Getting your seated position right is one of the fundamentals of cycling. The hobby takes enough out of you as it is without throwing discomfort into the mix. If you are potentially in that saddle for three hours plus, you need to be comfortable!
The other side of having the correct saddle position is reducing muscle fatigue and avoiding injury wherever possible. If you’re stretching your legs too much, having to compensate one leg for the other or dipping your hip too much you will tire faster than you would usually. Getting your cycling position right can help avoid all that.
There are as many theories and ways of measuring the ‘ideal’ saddle height as there are saddles. Personally, I used trial and error to find my ideal saddle height. The method that came closest was the Greg Lemond method. Measure your inside leg while wearing your bib shorts and set the seat height at 88.3% of that measured from the saddle to the centre of the bottom bracket.
Saddle height isn’t a fixed position though. While this works for me with my 172.5mm crank arms, it might not work for you. A good measure is to clip into the pedals and have your leg just short of full extension when the pedal is at the 6 o’clock position. Then, when cycling, you should be able to pedal without moving your hips too much. If you do dip your hips, lower the saddle by a couple of mm.

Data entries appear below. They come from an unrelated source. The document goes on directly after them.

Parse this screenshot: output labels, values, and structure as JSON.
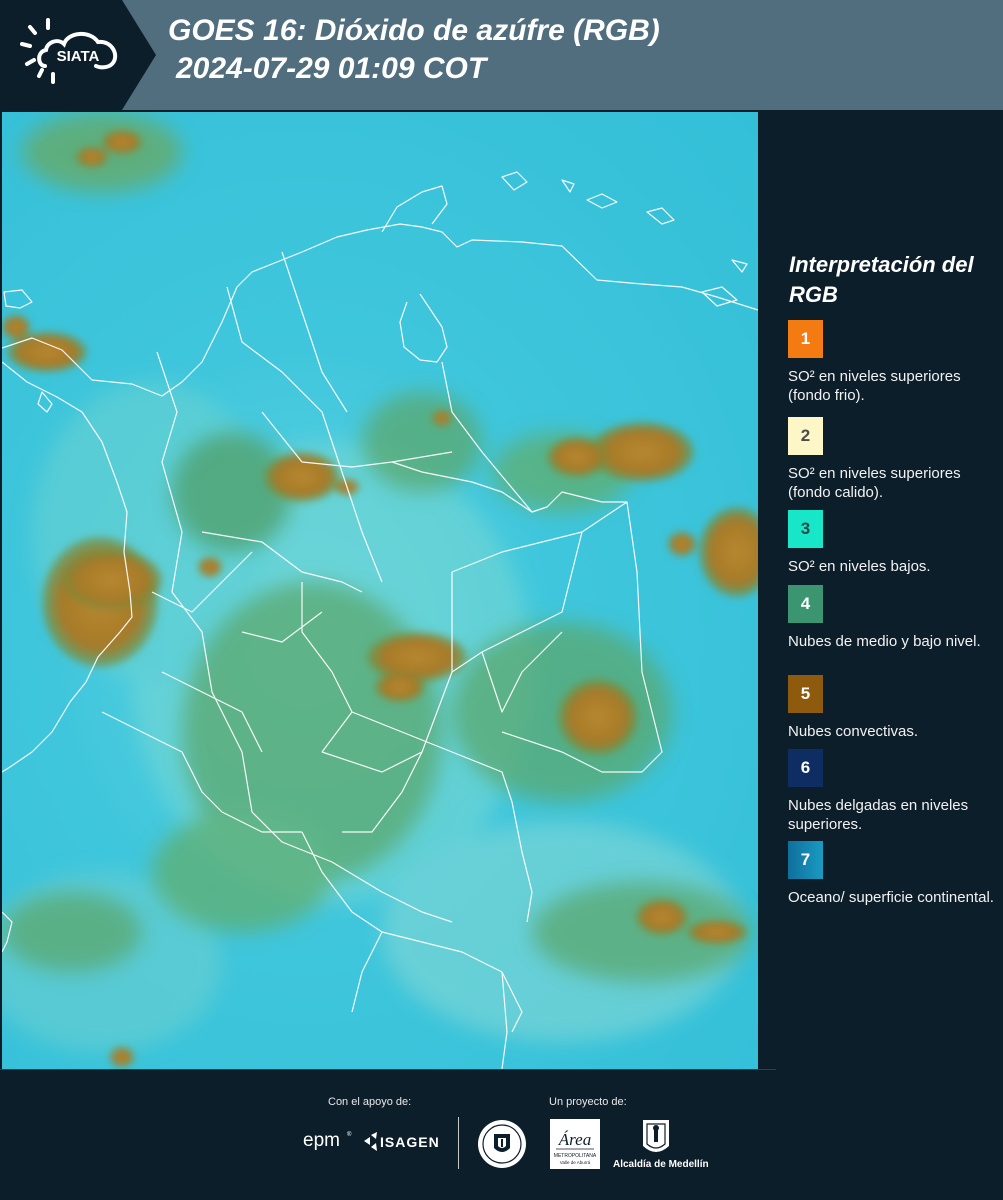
{
  "header": {
    "logo_text": "SIATA",
    "title_line1": "GOES 16: Dióxido de azúfre (RGB)",
    "title_line2": "2024-07-29 01:09 COT"
  },
  "legend": {
    "title": "Interpretación del RGB",
    "items": [
      {
        "number": "1",
        "color": "#f47a12",
        "text": "SO² en niveles superiores (fondo frio)."
      },
      {
        "number": "2",
        "color": "#fdf6c6",
        "text": "SO² en niveles superiores (fondo calido)."
      },
      {
        "number": "3",
        "color": "#17e6c9",
        "text": "SO² en niveles bajos."
      },
      {
        "number": "4",
        "color": "#3a9570",
        "text": "Nubes de medio y bajo nivel."
      },
      {
        "number": "5",
        "color": "#8e5a0d",
        "text": "Nubes convectivas."
      },
      {
        "number": "6",
        "color": "#0e2d63",
        "text": "Nubes delgadas en niveles superiores."
      },
      {
        "number": "7",
        "color": "#1588b0",
        "text": "Oceano/ superficie continental."
      }
    ]
  },
  "footer": {
    "support_label": "Con el apoyo de:",
    "project_label": "Un proyecto de:",
    "epm_text": "epm",
    "isagen_text": "ISAGEN",
    "metropolitana_text": "Área",
    "metropolitana_sub": "METROPOLITANA",
    "metropolitana_sub2": "Valle de Aburrá",
    "alcaldia_text": "Alcaldía de Medellín"
  },
  "colors": {
    "header_bg": "#516e7e",
    "page_bg": "#0d1e2b",
    "map_cyan": "#3fc6dc",
    "convective_brown": "#a67a2a",
    "mid_cloud_green": "#3a9a6a"
  }
}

A good way to measure this is to sit on the very edge of a table or kitchen worktop and relax your legs. You will see that they don’t hang straight when relaxed. It is that angle we want to replicate with your saddle height.
Rinse and repeat the adjustments until you’re completely comfortable.
Saddle fore and aft position
Setting the correct lateral position is also important, but thankfully much easier to do. Sit on the saddle in your usual riding position and set the pedals at 3 and 9 o’clock. Have a helper use a plumb line or spirit level and measure from the little bump just under your knee down to the 3 o’clock pedal axle.
A good fit will be when the bump is between 1cm behind and level with the pedal axle. Adjust and test as you see fit.
Unless a professional bike fit or experience tells you otherwise, the saddle should be level with the ground. Using your spirit level, lay it on top of the saddle and adjust it until level. Only adjust from this position if you find it uncomfortable or a fitter tells you otherwise.
Setting your saddle up this way gives you a good foundation from which to tweak your settings. When shifting position, start small, 2mm or so and ride for a while to test. Your body adapts to the smallest changes so you need to give it a few miles to see if it is really comfortable or not.